▶ **Instructions to follow**
Write out each record exactly as it stands. No pictures belong in the copy.

▶ **Recorded data**
◆ ◆ ◆ ◆ ◆ ◆ ◆
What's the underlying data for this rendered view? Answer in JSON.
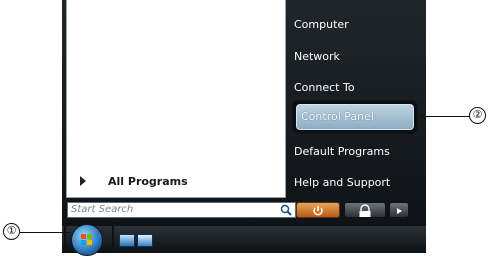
{
  "start_menu": {
    "left_pane": {
      "all_programs_label": "All Programs",
      "search_placeholder": "Start Search"
    },
    "right_pane": {
      "items": [
        {
          "label": "Computer"
        },
        {
          "label": "Network"
        },
        {
          "label": "Connect To"
        },
        {
          "label": "Control Panel",
          "highlighted": true
        },
        {
          "label": "Default Programs"
        },
        {
          "label": "Help and Support"
        }
      ]
    }
  },
  "callouts": {
    "one": "①",
    "two": "②"
  },
  "icons": {
    "search": "search-icon",
    "power": "power-icon",
    "lock": "lock-icon",
    "arrow": "arrow-right-icon",
    "start": "windows-orb-icon"
  }
}
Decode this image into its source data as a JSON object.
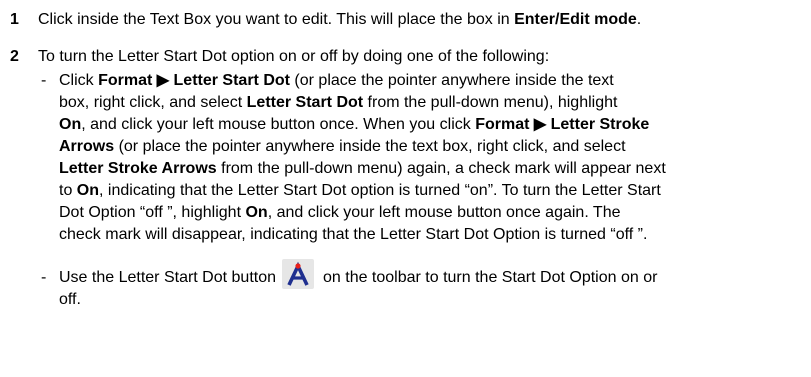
{
  "step1": {
    "number": "1",
    "text_a": "Click inside the Text Box you want to edit.  This will place the box in ",
    "bold_a": "Enter/Edit mode",
    "text_b": "."
  },
  "step2": {
    "number": "2",
    "intro": "To turn the Letter Start Dot option on or off by doing one of the following:",
    "bullet_dash": "-",
    "b1_l1_t1": "Click ",
    "b1_l1_b1": "Format ▶ Letter Start Dot",
    "b1_l1_t2": " (or place the pointer anywhere inside the text",
    "b1_l2_t1": "box, right click, and select ",
    "b1_l2_b1": "Letter Start Dot",
    "b1_l2_t2": " from the pull-down menu), highlight",
    "b1_l3_b1": "On",
    "b1_l3_t1": ", and click your left mouse button once. When you click ",
    "b1_l3_b2": "Format ▶ Letter Stroke",
    "b1_l4_b1": "Arrows",
    "b1_l4_t1": " (or place the pointer anywhere inside the text box, right click, and select",
    "b1_l5_b1": "Letter Stroke Arrows",
    "b1_l5_t1": " from the pull-down menu) again, a check mark will appear next",
    "b1_l6_t1": "to ",
    "b1_l6_b1": "On",
    "b1_l6_t2": ", indicating that the Letter Start Dot option is turned “on”.  To turn the Letter Start",
    "b1_l7_t1": "Dot Option “off ”, highlight ",
    "b1_l7_b1": "On",
    "b1_l7_t2": ", and click your left mouse button once again.  The",
    "b1_l8_t1": "check mark will disappear, indicating that the Letter Start Dot Option is turned “off ”.",
    "b2_l1_t1": "Use the Letter Start Dot button",
    "b2_l1_t2": "on the toolbar to turn the Start Dot Option on or",
    "b2_l2_t1": "off."
  },
  "colors": {
    "dot": "#e8201b",
    "glyph": "#1f2f8f",
    "button_bg": "#e6e6e6"
  },
  "icons": {
    "toolbar_button": "letter-start-dot-icon"
  }
}
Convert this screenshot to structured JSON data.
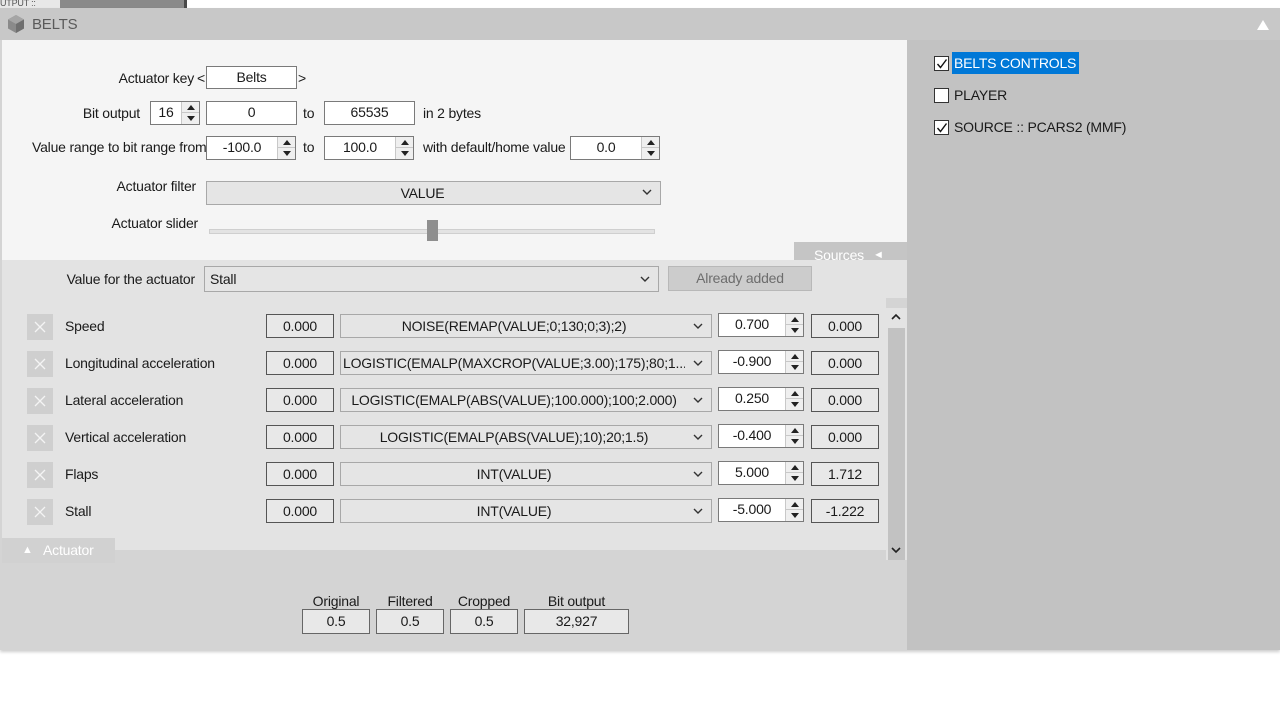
{
  "top_tab": {
    "label": "UTPUT ::"
  },
  "window": {
    "title": "BELTS"
  },
  "config": {
    "actuator_key_label": "Actuator key",
    "actuator_key_prev": "<",
    "actuator_key_value": "Belts",
    "actuator_key_next": ">",
    "bit_output_label": "Bit output",
    "bit_output_value": "16",
    "bit_min": "0",
    "to_label": "to",
    "bit_max": "65535",
    "bytes_label": "in 2 bytes",
    "range_label": "Value range to bit range from",
    "range_min": "-100.0",
    "range_max": "100.0",
    "default_label": "with default/home value",
    "default_value": "0.0",
    "filter_label": "Actuator filter",
    "filter_value": "VALUE",
    "slider_label": "Actuator slider",
    "slider_position": 0.5
  },
  "sources_tab": {
    "label": "Sources",
    "arrow": "◄"
  },
  "value_row": {
    "label": "Value for the actuator",
    "selected": "Stall",
    "add_button": "Already added"
  },
  "rows": [
    {
      "name": "Speed",
      "original": "0.000",
      "function": "NOISE(REMAP(VALUE;0;130;0;3);2)",
      "weight": "0.700",
      "output": "0.000"
    },
    {
      "name": "Longitudinal acceleration",
      "original": "0.000",
      "function": "LOGISTIC(EMALP(MAXCROP(VALUE;3.00);175);80;1...",
      "weight": "-0.900",
      "output": "0.000"
    },
    {
      "name": "Lateral acceleration",
      "original": "0.000",
      "function": "LOGISTIC(EMALP(ABS(VALUE);100.000);100;2.000)",
      "weight": "0.250",
      "output": "0.000"
    },
    {
      "name": "Vertical acceleration",
      "original": "0.000",
      "function": "LOGISTIC(EMALP(ABS(VALUE);10);20;1.5)",
      "weight": "-0.400",
      "output": "0.000"
    },
    {
      "name": "Flaps",
      "original": "0.000",
      "function": "INT(VALUE)",
      "weight": "5.000",
      "output": "1.712"
    },
    {
      "name": "Stall",
      "original": "0.000",
      "function": "INT(VALUE)",
      "weight": "-5.000",
      "output": "-1.222"
    }
  ],
  "actuator_tab": {
    "label": "Actuator",
    "arrow": "▲"
  },
  "stats": {
    "original_label": "Original",
    "original_value": "0.5",
    "filtered_label": "Filtered",
    "filtered_value": "0.5",
    "cropped_label": "Cropped",
    "cropped_value": "0.5",
    "bit_output_label": "Bit output",
    "bit_output_value": "32,927"
  },
  "right_panel": {
    "items": [
      {
        "label": "BELTS CONTROLS",
        "checked": true,
        "selected": true
      },
      {
        "label": "PLAYER",
        "checked": false,
        "selected": false
      },
      {
        "label": "SOURCE :: PCARS2 (MMF)",
        "checked": true,
        "selected": false
      }
    ]
  },
  "colors": {
    "selection": "#0078d7",
    "panel": "#c2c2c2",
    "config_bg": "#f5f5f5"
  }
}
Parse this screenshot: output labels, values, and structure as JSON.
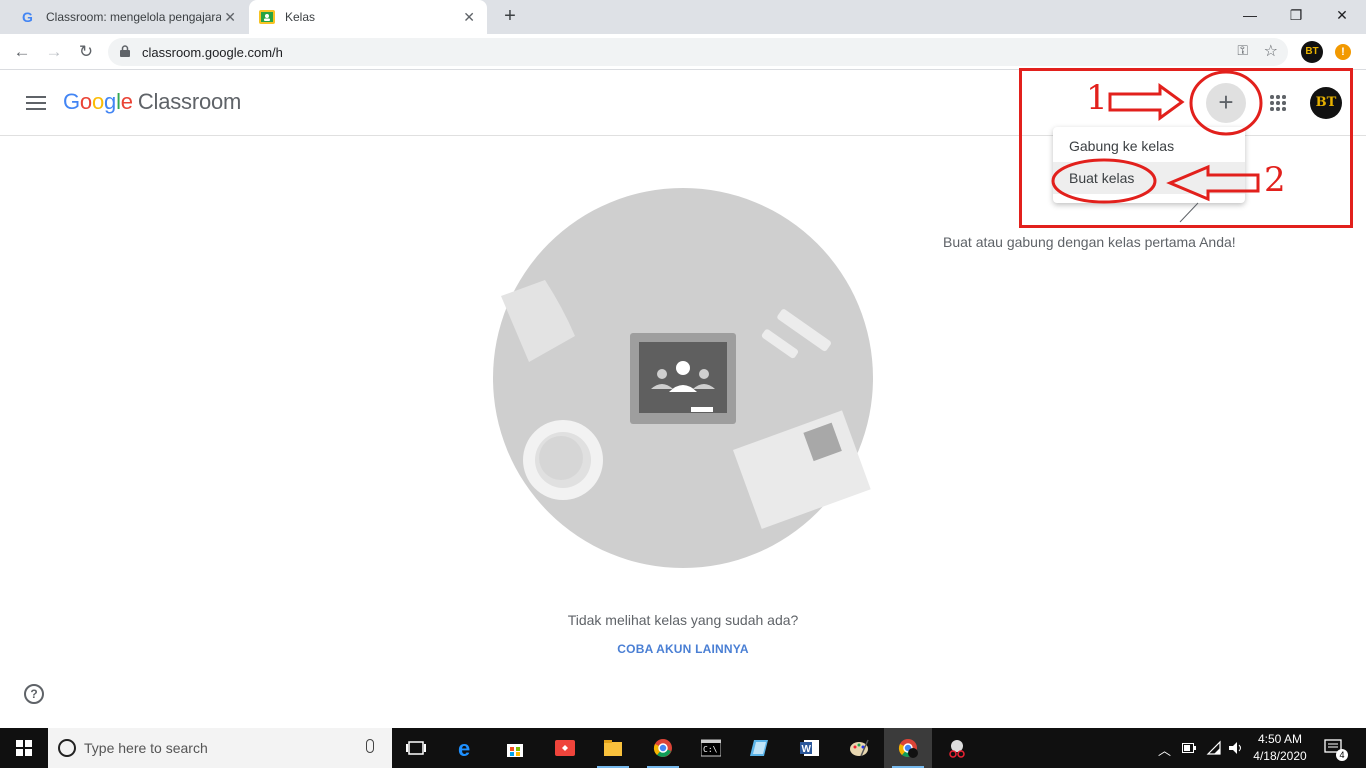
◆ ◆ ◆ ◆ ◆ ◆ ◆
▶ **Answer for this exercise**
What's the underlying data for this rendered view? Answer in JSON.
{
  "start_menu": {
    "left_pane": {
      "all_programs_label": "All Programs",
      "search_placeholder": "Start Search"
    },
    "right_pane": {
      "items": [
        {
          "label": "Computer"
        },
        {
          "label": "Network"
        },
        {
          "label": "Connect To"
        },
        {
          "label": "Control Panel",
          "highlighted": true
        },
        {
          "label": "Default Programs"
        },
        {
          "label": "Help and Support"
        }
      ]
    }
  },
  "callouts": {
    "one": "①",
    "two": "②"
  },
  "icons": {
    "search": "search-icon",
    "power": "power-icon",
    "lock": "lock-icon",
    "arrow": "arrow-right-icon",
    "start": "windows-orb-icon"
  }
}
Decode this image into its source data as a JSON object.
{
  "step1": {
    "number": "1",
    "text_a": "Click inside the Text Box you want to edit.  This will place the box in ",
    "bold_a": "Enter/Edit mode",
    "text_b": "."
  },
  "step2": {
    "number": "2",
    "intro": "To turn the Letter Start Dot option on or off by doing one of the following:",
    "bullet_dash": "-",
    "b1_l1_t1": "Click ",
    "b1_l1_b1": "Format ▶ Letter Start Dot",
    "b1_l1_t2": " (or place the pointer anywhere inside the text",
    "b1_l2_t1": "box, right click, and select ",
    "b1_l2_b1": "Letter Start Dot",
    "b1_l2_t2": " from the pull-down menu), highlight",
    "b1_l3_b1": "On",
    "b1_l3_t1": ", and click your left mouse button once. When you click ",
    "b1_l3_b2": "Format ▶ Letter Stroke",
    "b1_l4_b1": "Arrows",
    "b1_l4_t1": " (or place the pointer anywhere inside the text box, right click, and select",
    "b1_l5_b1": "Letter Stroke Arrows",
    "b1_l5_t1": " from the pull-down menu) again, a check mark will appear next",
    "b1_l6_t1": "to ",
    "b1_l6_b1": "On",
    "b1_l6_t2": ", indicating that the Letter Start Dot option is turned “on”.  To turn the Letter Start",
    "b1_l7_t1": "Dot Option “off ”, highlight ",
    "b1_l7_b1": "On",
    "b1_l7_t2": ", and click your left mouse button once again.  The",
    "b1_l8_t1": "check mark will disappear, indicating that the Letter Start Dot Option is turned “off ”.",
    "b2_l1_t1": "Use the Letter Start Dot button",
    "b2_l1_t2": "on the toolbar to turn the Start Dot Option on or",
    "b2_l2_t1": "off."
  },
  "colors": {
    "dot": "#e8201b",
    "glyph": "#1f2f8f",
    "button_bg": "#e6e6e6"
  },
  "icons": {
    "toolbar_button": "letter-start-dot-icon"
  }
}
Convert this screenshot to structured JSON data.
{
  "top_tab": {
    "label": "UTPUT ::"
  },
  "window": {
    "title": "BELTS"
  },
  "config": {
    "actuator_key_label": "Actuator key",
    "actuator_key_prev": "<",
    "actuator_key_value": "Belts",
    "actuator_key_next": ">",
    "bit_output_label": "Bit output",
    "bit_output_value": "16",
    "bit_min": "0",
    "to_label": "to",
    "bit_max": "65535",
    "bytes_label": "in 2 bytes",
    "range_label": "Value range to bit range from",
    "range_min": "-100.0",
    "range_max": "100.0",
    "default_label": "with default/home value",
    "default_value": "0.0",
    "filter_label": "Actuator filter",
    "filter_value": "VALUE",
    "slider_label": "Actuator slider",
    "slider_position": 0.5
  },
  "sources_tab": {
    "label": "Sources",
    "arrow": "◄"
  },
  "value_row": {
    "label": "Value for the actuator",
    "selected": "Stall",
    "add_button": "Already added"
  },
  "rows": [
    {
      "name": "Speed",
      "original": "0.000",
      "function": "NOISE(REMAP(VALUE;0;130;0;3);2)",
      "weight": "0.700",
      "output": "0.000"
    },
    {
      "name": "Longitudinal acceleration",
      "original": "0.000",
      "function": "LOGISTIC(EMALP(MAXCROP(VALUE;3.00);175);80;1...",
      "weight": "-0.900",
      "output": "0.000"
    },
    {
      "name": "Lateral acceleration",
      "original": "0.000",
      "function": "LOGISTIC(EMALP(ABS(VALUE);100.000);100;2.000)",
      "weight": "0.250",
      "output": "0.000"
    },
    {
      "name": "Vertical acceleration",
      "original": "0.000",
      "function": "LOGISTIC(EMALP(ABS(VALUE);10);20;1.5)",
      "weight": "-0.400",
      "output": "0.000"
    },
    {
      "name": "Flaps",
      "original": "0.000",
      "function": "INT(VALUE)",
      "weight": "5.000",
      "output": "1.712"
    },
    {
      "name": "Stall",
      "original": "0.000",
      "function": "INT(VALUE)",
      "weight": "-5.000",
      "output": "-1.222"
    }
  ],
  "actuator_tab": {
    "label": "Actuator",
    "arrow": "▲"
  },
  "stats": {
    "original_label": "Original",
    "original_value": "0.5",
    "filtered_label": "Filtered",
    "filtered_value": "0.5",
    "cropped_label": "Cropped",
    "cropped_value": "0.5",
    "bit_output_label": "Bit output",
    "bit_output_value": "32,927"
  },
  "right_panel": {
    "items": [
      {
        "label": "BELTS CONTROLS",
        "checked": true,
        "selected": true
      },
      {
        "label": "PLAYER",
        "checked": false,
        "selected": false
      },
      {
        "label": "SOURCE :: PCARS2 (MMF)",
        "checked": true,
        "selected": false
      }
    ]
  },
  "colors": {
    "selection": "#0078d7",
    "panel": "#c2c2c2",
    "config_bg": "#f5f5f5"
  }
}
Parse this screenshot: output labels, values, and structure as JSON.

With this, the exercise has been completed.